The non-hydrolysable GTP analogue guanylyl 5′-imidodiphosphate (p[NH]ppG) elicited a profound increase in the adenylate cyclase activity of human platelets. This occurred after a well-defined lag period of around 6 min, whereupon an enhanced steady-state rate was evident. The duration of the lag period was unchanged over a range of concentrations of p[NH]ppG which gave very different steady-state rates of adenylate cyclase activity. Prior activation of the stimulatory G-protein Gs by cholera-toxin pre-treatment abolished the lag period and elicited a small increase in the steady-state rate. Manipulating function of the inhibitory G-protein Gi also led to profound changes in the lag periods. Thus marked decreases in the lag were seen (approximately 70-81%) when Gi function was ablated through pre-treatment of platelet membranes with pertussis toxin, or by using elevated (25 mM) Mg2+ levels in the assay, or when Mg2+ was replaced by 5 mM Mn2+ in the assay. In contrast with this, potentiation of Gi function led to an increase in the lag period, as seen under conditions of agonist occupancy of inhibitory alpha 2-adrenoceptors (increase approximately 74%) or with the addition of 100 mM NaCl to the assays (increase approximately 44%). The local anaesthetic and membrane-fluidizing agent benzyl alcohol elicited both a profound decrease (around 70% at 80 mM) in the p[NH]ppG-induced lag period and a marked augmentation (around 5-fold) in the steady-state adenylate cyclase activity. When adenylate cyclase assays were done at 35 degrees C instead of 25 degrees C, then the lag period for activation by p[NH]ppG was decreased by around 33% and the steady-state rate increased by around 3-fold. At 35 degrees C, the addition of benzyl alcohol led to the apparent abolition of the lag period for p[NH]ppG activation of adenylate cyclase and amplified the steady-state rate by only around 2.2-fold. It is shown that Gi plays a fundamental role in determining the rate of activation of Gs. The proposal is formulated that such an action may be mediated through the release of beta gamma-subunits. Thus beta gamma-subunit dissociation is proposed as providing the rate-limiting step in Gi activation.
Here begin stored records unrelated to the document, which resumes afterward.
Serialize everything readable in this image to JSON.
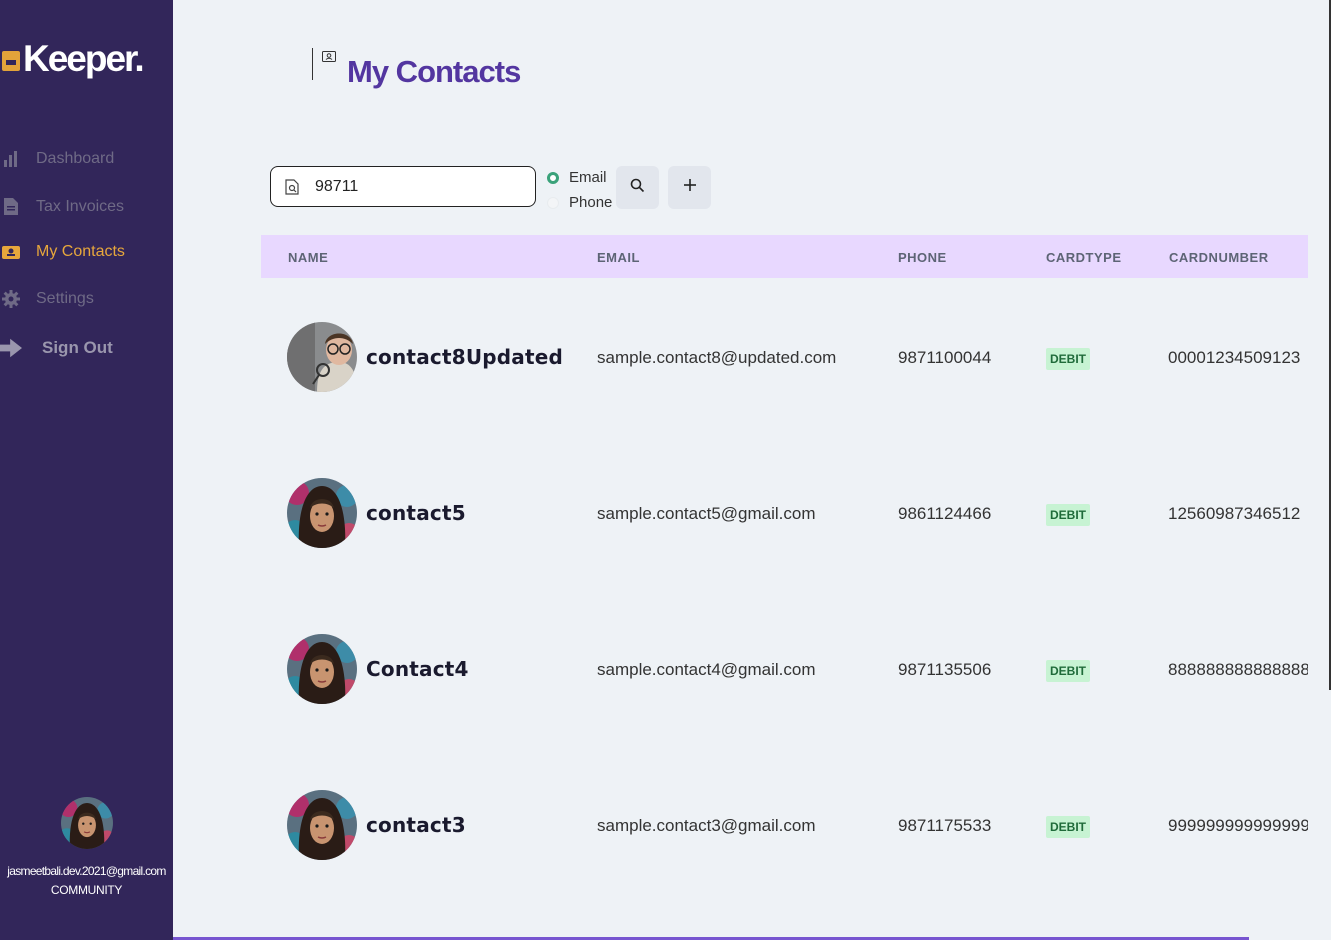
{
  "brand": {
    "name": "Keeper."
  },
  "sidebar": {
    "items": [
      {
        "label": "Dashboard",
        "icon": "bar-chart-icon"
      },
      {
        "label": "Tax Invoices",
        "icon": "document-icon"
      },
      {
        "label": "My Contacts",
        "icon": "contact-card-icon",
        "active": true
      },
      {
        "label": "Settings",
        "icon": "gear-icon"
      },
      {
        "label": "Sign Out",
        "icon": "arrow-right-icon"
      }
    ],
    "profile": {
      "email": "jasmeetbali.dev.2021@gmail.com",
      "role": "COMMUNITY"
    }
  },
  "page": {
    "title": "My Contacts"
  },
  "search": {
    "value": "98711",
    "options": [
      "Email",
      "Phone"
    ],
    "selected": "Email"
  },
  "table": {
    "headers": [
      "NAME",
      "EMAIL",
      "PHONE",
      "CARDTYPE",
      "CARDNUMBER"
    ],
    "rows": [
      {
        "name": "contact8Updated",
        "email": "sample.contact8@updated.com",
        "phone": "9871100044",
        "cardtype": "DEBIT",
        "cardnumber": "00001234509123"
      },
      {
        "name": "contact5",
        "email": "sample.contact5@gmail.com",
        "phone": "9861124466",
        "cardtype": "DEBIT",
        "cardnumber": "12560987346512"
      },
      {
        "name": "Contact4",
        "email": "sample.contact4@gmail.com",
        "phone": "9871135506",
        "cardtype": "DEBIT",
        "cardnumber": "888888888888888"
      },
      {
        "name": "contact3",
        "email": "sample.contact3@gmail.com",
        "phone": "9871175533",
        "cardtype": "DEBIT",
        "cardnumber": "999999999999999"
      }
    ]
  },
  "colors": {
    "sidebar": "#32265a",
    "accent": "#5336a0",
    "active": "#e7a73c",
    "header": "#e8d8ff",
    "badge": "#c7f3d3"
  }
}
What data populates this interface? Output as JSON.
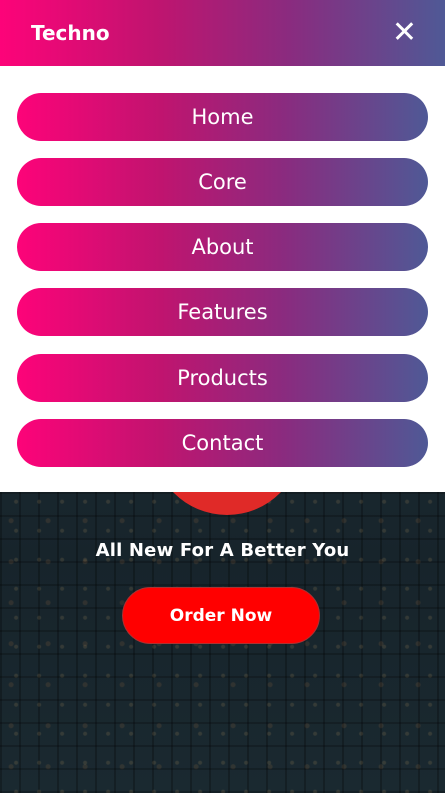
{
  "header": {
    "brand": "Techno",
    "close_icon": "close-icon"
  },
  "menu": {
    "items": [
      {
        "label": "Home"
      },
      {
        "label": "Core"
      },
      {
        "label": "About"
      },
      {
        "label": "Features"
      },
      {
        "label": "Products"
      },
      {
        "label": "Contact"
      }
    ]
  },
  "hero": {
    "tagline": "All New For A Better You",
    "order_button": "Order Now"
  },
  "colors": {
    "gradient_start": "#fd0379",
    "gradient_end": "#4f5996",
    "order_button": "#ff0000"
  }
}
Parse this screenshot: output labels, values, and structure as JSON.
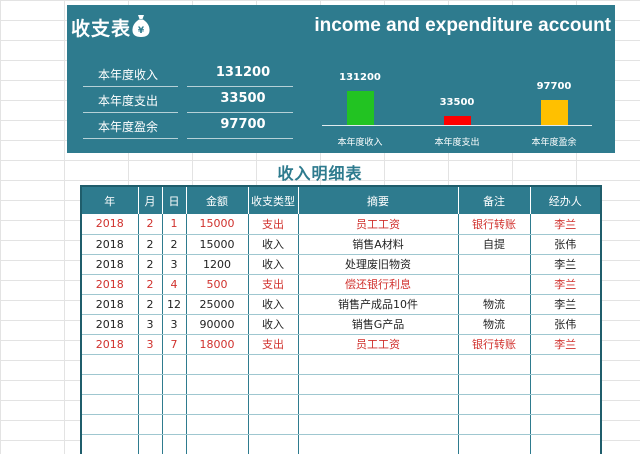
{
  "app": {
    "title": "收支表",
    "subtitle_en": "income and expenditure account"
  },
  "summary": [
    {
      "label": "本年度收入",
      "value": "131200"
    },
    {
      "label": "本年度支出",
      "value": "33500"
    },
    {
      "label": "本年度盈余",
      "value": "97700"
    }
  ],
  "colors": {
    "header_band": "#2e7b8e",
    "income_bar": "#22c322",
    "expense_bar": "#ff0000",
    "surplus_bar": "#ffc000",
    "expense_text": "#d0312d"
  },
  "chart_data": {
    "type": "bar",
    "categories": [
      "本年度收入",
      "本年度支出",
      "本年度盈余"
    ],
    "values": [
      131200,
      33500,
      97700
    ],
    "data_labels": [
      "131200",
      "33500",
      "97700"
    ],
    "bar_colors": [
      "#22c322",
      "#ff0000",
      "#ffc000"
    ],
    "title": "",
    "xlabel": "",
    "ylabel": "",
    "ylim": [
      0,
      131200
    ],
    "grid": false,
    "legend": "none"
  },
  "detail": {
    "title": "收入明细表",
    "columns": [
      "年",
      "月",
      "日",
      "金额",
      "收支类型",
      "摘要",
      "备注",
      "经办人"
    ],
    "rows": [
      {
        "type": "expense",
        "cells": [
          "2018",
          "2",
          "1",
          "15000",
          "支出",
          "员工工资",
          "银行转账",
          "李兰"
        ]
      },
      {
        "type": "income",
        "cells": [
          "2018",
          "2",
          "2",
          "15000",
          "收入",
          "销售A材料",
          "自提",
          "张伟"
        ]
      },
      {
        "type": "income",
        "cells": [
          "2018",
          "2",
          "3",
          "1200",
          "收入",
          "处理废旧物资",
          "",
          "李兰"
        ]
      },
      {
        "type": "expense",
        "cells": [
          "2018",
          "2",
          "4",
          "500",
          "支出",
          "偿还银行利息",
          "",
          "李兰"
        ]
      },
      {
        "type": "income",
        "cells": [
          "2018",
          "2",
          "12",
          "25000",
          "收入",
          "销售产成品10件",
          "物流",
          "李兰"
        ]
      },
      {
        "type": "income",
        "cells": [
          "2018",
          "3",
          "3",
          "90000",
          "收入",
          "销售G产品",
          "物流",
          "张伟"
        ]
      },
      {
        "type": "expense",
        "cells": [
          "2018",
          "3",
          "7",
          "18000",
          "支出",
          "员工工资",
          "银行转账",
          "李兰"
        ]
      }
    ],
    "empty_rows": 6
  }
}
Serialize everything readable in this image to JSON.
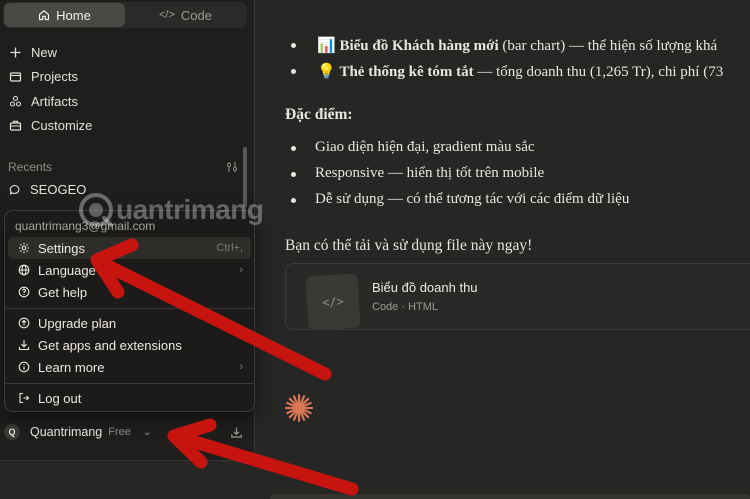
{
  "sidebar": {
    "modes": [
      {
        "label": "Home",
        "icon": "home-icon",
        "active": true
      },
      {
        "label": "Code",
        "icon": "code-icon",
        "active": false
      }
    ],
    "nav": [
      {
        "label": "New",
        "icon": "plus-icon"
      },
      {
        "label": "Projects",
        "icon": "folder-icon"
      },
      {
        "label": "Artifacts",
        "icon": "artifacts-icon"
      },
      {
        "label": "Customize",
        "icon": "briefcase-icon"
      }
    ],
    "recents_label": "Recents",
    "recent_item": "SEOGEO",
    "footer": {
      "avatar": "Q",
      "name": "Quantrimang",
      "plan": "Free"
    }
  },
  "menu": {
    "email": "quantrimang3@gmail.com",
    "items": [
      {
        "label": "Settings",
        "icon": "gear-icon",
        "shortcut": "Ctrl+,",
        "highlighted": true
      },
      {
        "label": "Language",
        "icon": "globe-icon",
        "submenu": true
      },
      {
        "label": "Get help",
        "icon": "help-icon"
      },
      {
        "label": "Upgrade plan",
        "icon": "upgrade-icon"
      },
      {
        "label": "Get apps and extensions",
        "icon": "download-icon"
      },
      {
        "label": "Learn more",
        "icon": "info-icon",
        "submenu": true
      },
      {
        "label": "Log out",
        "icon": "logout-icon"
      }
    ]
  },
  "main": {
    "bullet1": {
      "emoji": "📊",
      "bold": "Biểu đồ Khách hàng mới",
      "rest": " (bar chart) — thể hiện số lượng khá"
    },
    "bullet2": {
      "emoji": "💡",
      "bold": "Thẻ thống kê tóm tắt",
      "rest": " — tổng doanh thu (1,265 Tr), chi phí (73"
    },
    "features_heading": "Đặc điểm:",
    "features": [
      "Giao diện hiện đại, gradient màu sắc",
      "Responsive — hiển thị tốt trên mobile",
      "Dễ sử dụng — có thể tương tác với các điểm dữ liệu"
    ],
    "closing": "Bạn có thể tải và sử dụng file này ngay!",
    "artifact": {
      "title": "Biểu đồ doanh thu",
      "subtitle": "Code · HTML"
    }
  },
  "watermark": "uantrimang",
  "colors": {
    "arrow": "#c8140f",
    "spark": "#d97757",
    "highlight": "#2e2d2a"
  }
}
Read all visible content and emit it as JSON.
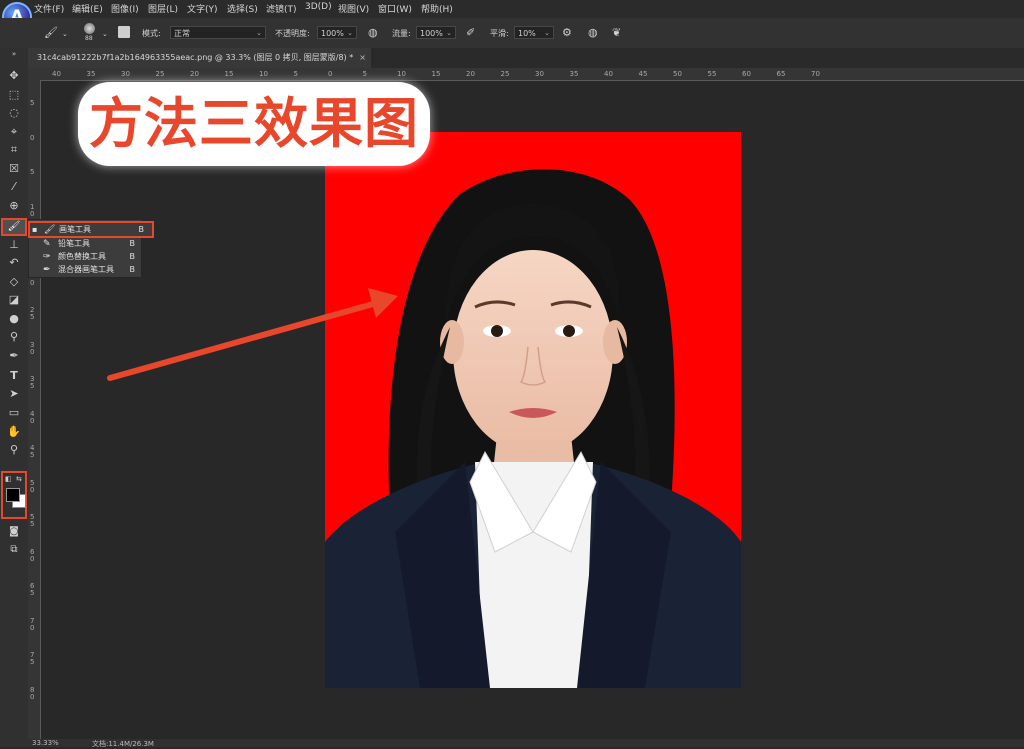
{
  "app": {
    "logo_letter": "A"
  },
  "menu": [
    "文件(F)",
    "编辑(E)",
    "图像(I)",
    "图层(L)",
    "文字(Y)",
    "选择(S)",
    "滤镜(T)",
    "3D(D)",
    "视图(V)",
    "窗口(W)",
    "帮助(H)"
  ],
  "options": {
    "brush_size": "88",
    "mode_label": "模式:",
    "mode_value": "正常",
    "opacity_label": "不透明度:",
    "opacity_value": "100%",
    "flow_label": "流量:",
    "flow_value": "100%",
    "smooth_label": "平滑:",
    "smooth_value": "10%"
  },
  "document": {
    "tab_title": "31c4cab91222b7f1a2b164963355aeac.png @ 33.3% (图层 0 拷贝, 图层蒙版/8) *",
    "close_glyph": "×"
  },
  "ruler_h": [
    "40",
    "35",
    "30",
    "25",
    "20",
    "15",
    "10",
    "5",
    "0",
    "5",
    "10",
    "15",
    "20",
    "25",
    "30",
    "35",
    "40",
    "45",
    "50",
    "55",
    "60",
    "65",
    "70"
  ],
  "ruler_v": [
    "5",
    "0",
    "5",
    "1 0",
    "1 5",
    "2 0",
    "2 5",
    "3 0",
    "3 5",
    "4 0",
    "4 5",
    "5 0",
    "5 5",
    "6 0",
    "6 5",
    "7 0",
    "7 5",
    "8 0"
  ],
  "flyout": [
    {
      "name": "画笔工具",
      "shortcut": "B",
      "icon": "brush-icon",
      "active": true
    },
    {
      "name": "铅笔工具",
      "shortcut": "B",
      "icon": "pencil-icon",
      "active": false
    },
    {
      "name": "颜色替换工具",
      "shortcut": "B",
      "icon": "color-replace-icon",
      "active": false
    },
    {
      "name": "混合器画笔工具",
      "shortcut": "B",
      "icon": "mixer-brush-icon",
      "active": false
    }
  ],
  "annotation": {
    "title": "方法三效果图"
  },
  "status": {
    "zoom": "33.33%",
    "doc": "文档:11.4M/26.3M"
  },
  "colors": {
    "accent": "#e8472b",
    "canvas_bg": "#ff0000",
    "app_bg": "#282828",
    "suit": "#1a2236"
  }
}
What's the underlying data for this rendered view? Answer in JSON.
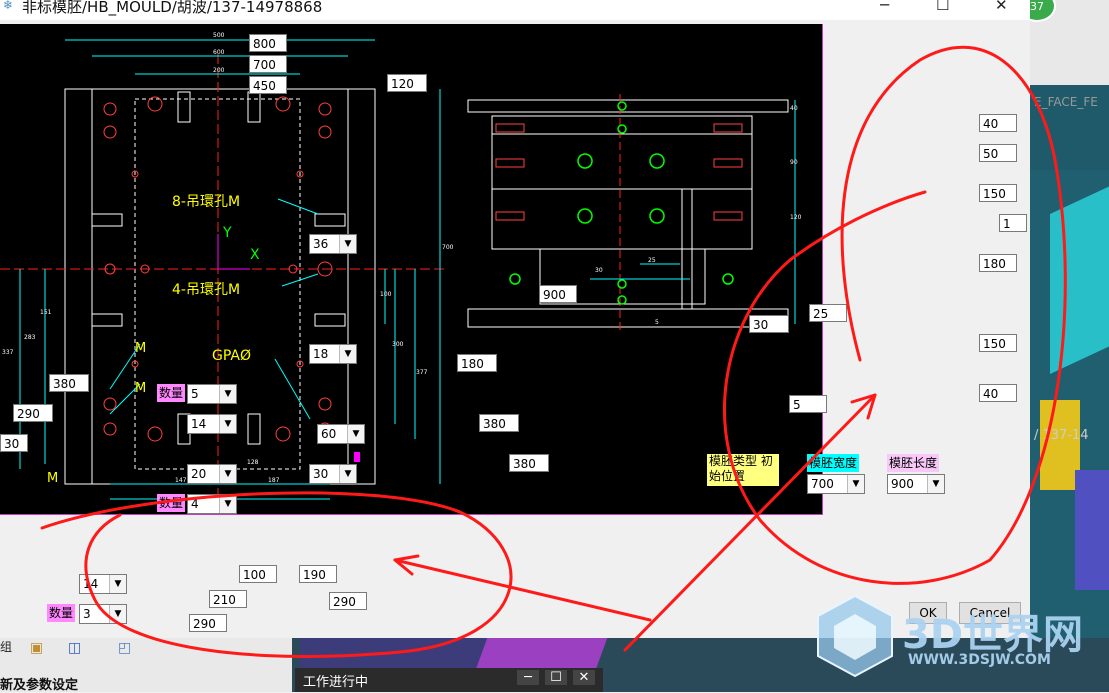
{
  "window": {
    "title": "非标模胚/HB_MOULD/胡波/137-14978868",
    "minimize_icon": "─",
    "maximize_icon": "☐",
    "close_icon": "✕",
    "badge": "37"
  },
  "drawing": {
    "annotations": {
      "lift8": "8-吊環孔M",
      "lift4": "4-吊環孔M",
      "gpa": "GPAØ",
      "axis_y": "Y",
      "axis_x": "X",
      "m1": "M",
      "m2": "M",
      "m3": "M"
    },
    "dims": {
      "d500": "500",
      "d600": "600",
      "d200": "200",
      "d700": "700",
      "d151": "151",
      "d283": "283",
      "d337": "337",
      "d100": "100",
      "d300": "300",
      "d377": "377",
      "d128": "128",
      "d187": "187",
      "d147": "147",
      "d40": "40",
      "d90": "90",
      "d120": "120",
      "d25": "25",
      "d30": "30",
      "d5": "5"
    }
  },
  "fields": {
    "width_800": "800",
    "width_700": "700",
    "width_450": "450",
    "top_120": "120",
    "hole_36": "36",
    "hole_18": "18",
    "hole_60": "60",
    "hole_30": "30",
    "left_380": "380",
    "left_290": "290",
    "left_30": "30",
    "qty_label_1": "数量",
    "qty_5": "5",
    "v14": "14",
    "v20": "20",
    "qty_label_2": "数量",
    "v4": "4",
    "mid_180": "180",
    "mid_380a": "380",
    "mid_380b": "380",
    "side_900": "900",
    "side_30": "30",
    "side_25": "25",
    "side_5": "5",
    "r40": "40",
    "r50": "50",
    "r150a": "150",
    "r1": "1",
    "r180": "180",
    "r150b": "150",
    "r40b": "40",
    "bottom_14": "14",
    "qty_label_3": "数量",
    "bottom_3": "3",
    "b100": "100",
    "b190": "190",
    "b210": "210",
    "b290a": "290",
    "b290b": "290",
    "type_label": "模胚类型 初始位置",
    "width_label": "模胚宽度",
    "width_value": "700",
    "length_label": "模胚长度",
    "length_value": "900"
  },
  "buttons": {
    "ok": "OK",
    "cancel": "Cancel"
  },
  "background": {
    "right_text_1": "E_FACE_FE",
    "right_text_2": "/ 137-14",
    "bottom_left_1": "组",
    "bottom_left_2": "新及参数设定",
    "taskbar_window": "工作进行中",
    "watermark_title": "3D世界网",
    "watermark_url": "WWW.3DSJW.COM"
  },
  "colors": {
    "annotation_red": "#ff1a1a",
    "label_pink": "#ff88ff",
    "label_yellow": "#ffff80",
    "label_cyan": "#00ffff",
    "label_lavender": "#f8c8f8"
  }
}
This content is only available as a PDF.
You do not currently have access to this content.